Student deviates from law school norms to compete in ‘Survivor’
Law student Bradley Kleihege attended the 10-week Bruin Health Improvement Program for graduate students to prepare for his appearance on “Survivor: Ghost Island.” He previously applied to the show five years ago, but was cut late in the casting process. (Mackenzie Posse/Daily Bruin senior staff)
Law student Bradley Kleihege spent his summer learning how to crack open coconuts instead of working at a law firm.
Kleihege, a castaway on the upcoming season of “Survivor,” first watched the show at the age of 9 and has seen every season since. CBS’s reality show is entering its 36th season Wednesday with the two-hour premiere of “Survivor: Ghost Island.”

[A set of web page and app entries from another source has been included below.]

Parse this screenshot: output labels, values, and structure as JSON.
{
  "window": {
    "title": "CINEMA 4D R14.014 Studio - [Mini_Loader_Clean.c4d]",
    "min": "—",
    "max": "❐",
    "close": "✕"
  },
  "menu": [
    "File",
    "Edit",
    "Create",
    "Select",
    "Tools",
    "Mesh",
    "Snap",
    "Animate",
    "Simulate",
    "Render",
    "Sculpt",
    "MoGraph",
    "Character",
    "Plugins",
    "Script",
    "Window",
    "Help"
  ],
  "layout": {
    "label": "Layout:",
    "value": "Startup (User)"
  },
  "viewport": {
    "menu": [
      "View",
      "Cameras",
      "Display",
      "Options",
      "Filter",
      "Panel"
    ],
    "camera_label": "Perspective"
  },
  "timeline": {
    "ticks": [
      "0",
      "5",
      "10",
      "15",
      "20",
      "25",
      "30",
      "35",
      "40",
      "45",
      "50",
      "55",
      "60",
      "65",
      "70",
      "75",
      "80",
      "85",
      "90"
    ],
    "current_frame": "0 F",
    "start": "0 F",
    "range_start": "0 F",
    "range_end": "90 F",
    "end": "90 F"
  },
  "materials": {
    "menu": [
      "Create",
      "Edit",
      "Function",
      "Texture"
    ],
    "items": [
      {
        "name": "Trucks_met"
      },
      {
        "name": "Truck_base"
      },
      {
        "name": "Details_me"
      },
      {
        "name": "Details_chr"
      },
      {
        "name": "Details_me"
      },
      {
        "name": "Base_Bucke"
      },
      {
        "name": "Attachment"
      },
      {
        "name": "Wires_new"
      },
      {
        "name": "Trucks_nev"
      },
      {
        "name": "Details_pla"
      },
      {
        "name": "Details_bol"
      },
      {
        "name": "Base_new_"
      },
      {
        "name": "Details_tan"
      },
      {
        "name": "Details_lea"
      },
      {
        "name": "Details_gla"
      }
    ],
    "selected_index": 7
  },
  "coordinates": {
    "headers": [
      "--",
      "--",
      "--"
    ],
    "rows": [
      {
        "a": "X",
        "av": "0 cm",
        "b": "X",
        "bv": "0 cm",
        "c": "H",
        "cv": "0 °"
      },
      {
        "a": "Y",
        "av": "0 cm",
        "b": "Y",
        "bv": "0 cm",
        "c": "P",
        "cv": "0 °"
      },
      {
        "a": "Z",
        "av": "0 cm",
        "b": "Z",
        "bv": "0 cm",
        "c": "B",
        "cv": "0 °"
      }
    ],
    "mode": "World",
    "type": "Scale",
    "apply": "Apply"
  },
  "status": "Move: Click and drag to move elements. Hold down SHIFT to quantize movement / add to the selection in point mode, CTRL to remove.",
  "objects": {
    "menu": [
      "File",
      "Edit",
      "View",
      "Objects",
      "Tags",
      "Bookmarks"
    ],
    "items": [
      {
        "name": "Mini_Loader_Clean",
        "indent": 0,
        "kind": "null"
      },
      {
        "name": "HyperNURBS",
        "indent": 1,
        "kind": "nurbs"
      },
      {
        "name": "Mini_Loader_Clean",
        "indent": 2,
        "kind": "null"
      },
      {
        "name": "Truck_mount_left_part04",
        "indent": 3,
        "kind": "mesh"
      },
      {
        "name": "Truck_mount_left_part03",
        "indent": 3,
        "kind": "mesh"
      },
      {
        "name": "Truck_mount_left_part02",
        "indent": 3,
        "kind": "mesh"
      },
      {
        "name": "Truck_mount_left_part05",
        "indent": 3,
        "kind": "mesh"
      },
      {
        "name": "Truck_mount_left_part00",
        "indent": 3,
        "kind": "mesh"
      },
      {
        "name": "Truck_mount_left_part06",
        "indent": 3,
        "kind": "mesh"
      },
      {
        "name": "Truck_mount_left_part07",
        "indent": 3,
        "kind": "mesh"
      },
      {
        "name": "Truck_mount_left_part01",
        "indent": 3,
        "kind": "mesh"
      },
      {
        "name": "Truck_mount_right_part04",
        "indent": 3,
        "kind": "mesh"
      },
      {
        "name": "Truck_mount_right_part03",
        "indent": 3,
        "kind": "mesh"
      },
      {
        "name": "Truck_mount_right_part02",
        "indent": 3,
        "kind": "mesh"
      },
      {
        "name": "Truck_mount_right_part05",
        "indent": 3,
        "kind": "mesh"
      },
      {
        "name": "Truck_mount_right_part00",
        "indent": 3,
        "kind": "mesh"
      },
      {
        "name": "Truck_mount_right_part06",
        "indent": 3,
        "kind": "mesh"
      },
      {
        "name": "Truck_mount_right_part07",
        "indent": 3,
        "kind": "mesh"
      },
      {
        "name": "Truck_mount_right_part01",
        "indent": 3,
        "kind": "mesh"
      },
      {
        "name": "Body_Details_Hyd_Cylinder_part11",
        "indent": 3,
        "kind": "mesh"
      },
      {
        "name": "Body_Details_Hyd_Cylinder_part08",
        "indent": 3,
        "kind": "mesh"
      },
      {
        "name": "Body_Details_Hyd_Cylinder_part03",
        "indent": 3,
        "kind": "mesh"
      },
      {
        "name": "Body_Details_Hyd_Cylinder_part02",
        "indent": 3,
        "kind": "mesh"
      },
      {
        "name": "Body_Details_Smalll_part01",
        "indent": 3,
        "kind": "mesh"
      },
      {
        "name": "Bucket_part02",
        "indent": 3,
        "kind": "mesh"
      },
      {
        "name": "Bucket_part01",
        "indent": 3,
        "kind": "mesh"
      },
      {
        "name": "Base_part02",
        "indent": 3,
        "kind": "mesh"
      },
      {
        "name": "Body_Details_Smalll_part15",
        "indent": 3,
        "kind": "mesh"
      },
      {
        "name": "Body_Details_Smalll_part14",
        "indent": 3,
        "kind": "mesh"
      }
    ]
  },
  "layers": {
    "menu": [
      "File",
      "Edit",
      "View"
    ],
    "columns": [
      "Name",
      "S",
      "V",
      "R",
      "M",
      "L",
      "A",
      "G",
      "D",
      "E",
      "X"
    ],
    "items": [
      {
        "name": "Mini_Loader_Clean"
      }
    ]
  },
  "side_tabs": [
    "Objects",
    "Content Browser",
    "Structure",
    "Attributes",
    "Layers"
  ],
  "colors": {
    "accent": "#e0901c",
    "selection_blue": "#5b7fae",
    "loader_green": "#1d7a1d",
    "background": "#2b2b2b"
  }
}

He understood the risk of going jobless for the summer, but as a massive fan of the franchise, he said competing on “Survivor” was worth foregoing job security. Law students typically work in a legal-focused job or as research assistants during the summer following their second year, said Emily Scivoletto, associate dean for academic and student affairs at UCLA School of Law.
“I don’t have a job lined up right now, but I think the experience is one that I definitely wouldn’t trade,” Kleihege said.
But timing wasn’t the only obstacle law school presented to Kleihege’s success in the game. In order to appear less threatening, he hid that he was a law student from other castaways, instead telling them he was a graduate student studying geography. He graduated from Michigan State University in 2013 with a degree in political science, but he had more credits in geography, making it the perfect cover.
“I think most people think of law students or lawyers as very analytical … they know how to read people, they know how to ask the right questions – which is perceived in the game of ‘Survivor’ as being a threatening skill set,” he said. “I (also) think that nonlawyers have the perception that all lawyers are super wealthy, and that also doesn’t really help you win a million dollars.”
Kleihege worked with Scivoletto to make sure everything was in order with the UCLA School of Law before he left for filming.
“I basically said to him, … ‘We’re going to take care of things for you here, I just don’t want you to leave ‘Survivor’ with an idol in your pocket,’” she said.
Hidden immunity idols are small talismans hidden in the environment in “Survivor” that castaways can find to prevent themselves or another contestant from being voted out. Castaways sometimes do not realize they are going to be voted out, hence why they would fail to play an idol.
Kleihege applied to “Survivor” five years ago, only to be cut late in the casting process. He said getting cut inspired him to continue to follow the show as closely as possible so he would be ready if he were considered again.
“I almost made it on and then I didn’t, and it was heartbreaking, and I kind of was in the mix every year after that,” Kleihege said. “It just made me love ‘Survivor’ more.”
Kleihege prepared for “Survivor” with the 10-week Bruin Health Improvement Program for graduate students at the John Wooden Center. However, neither of his instructors knew they were training him for the show.
“He was very, very quiet about it, probably because he had to be. … I did talk to him about ‘Survivor’ just because I was watching the show, so I knew he was a big fan,” said alumnus Danny Jauregui, a UCLA Recreation trainer. “He told me he had applied years ago and he almost got on, but didn’t make it.”
Jauregui and alumna Elizabeth Melnikas, another UCLA Recreation trainer who still works with Kleihege, led the BHIP classes last spring. The program focuses on strength and conditioning, which Jauregui said he thinks made Kleihege a stronger contestant.
“I’m really, really excited to see how he does. I’ve just been telling everyone that I basically trained the ‘Survivor’ winner,” Jauregui said. “We’ll see if that pans out. I think he’s going to do really well, he seems to have the right mindset.”
Although law school made Kleihege a potential target, he said he thinks it provided him with skills, such as how to think on your feet and interact with people, which perfectly correspond to parts of the game. A class on lawyer-client relationships, for example, taught him how to ask the right questions to navigate interactions with other contestants.
Kleihege may not have a job lined up after he graduates from law school this spring, but he stands by his decision to prioritize competing on the show that has been a part of his life for the last 15 years. Competing on “Survivor” was an experience he said enriched him by helping him learn more about himself and the world.
“I came in with expectations that were sky high – being such a huge fan – and they were completely blown out of the water,” Kleihege said. “It’s a life experience where you learn a lot about yourself, you learn a lot about interacting with other people. … I think all of that stuff is so valuable in terms of interpersonal communication and interaction that it will definitely be an asset in my career.”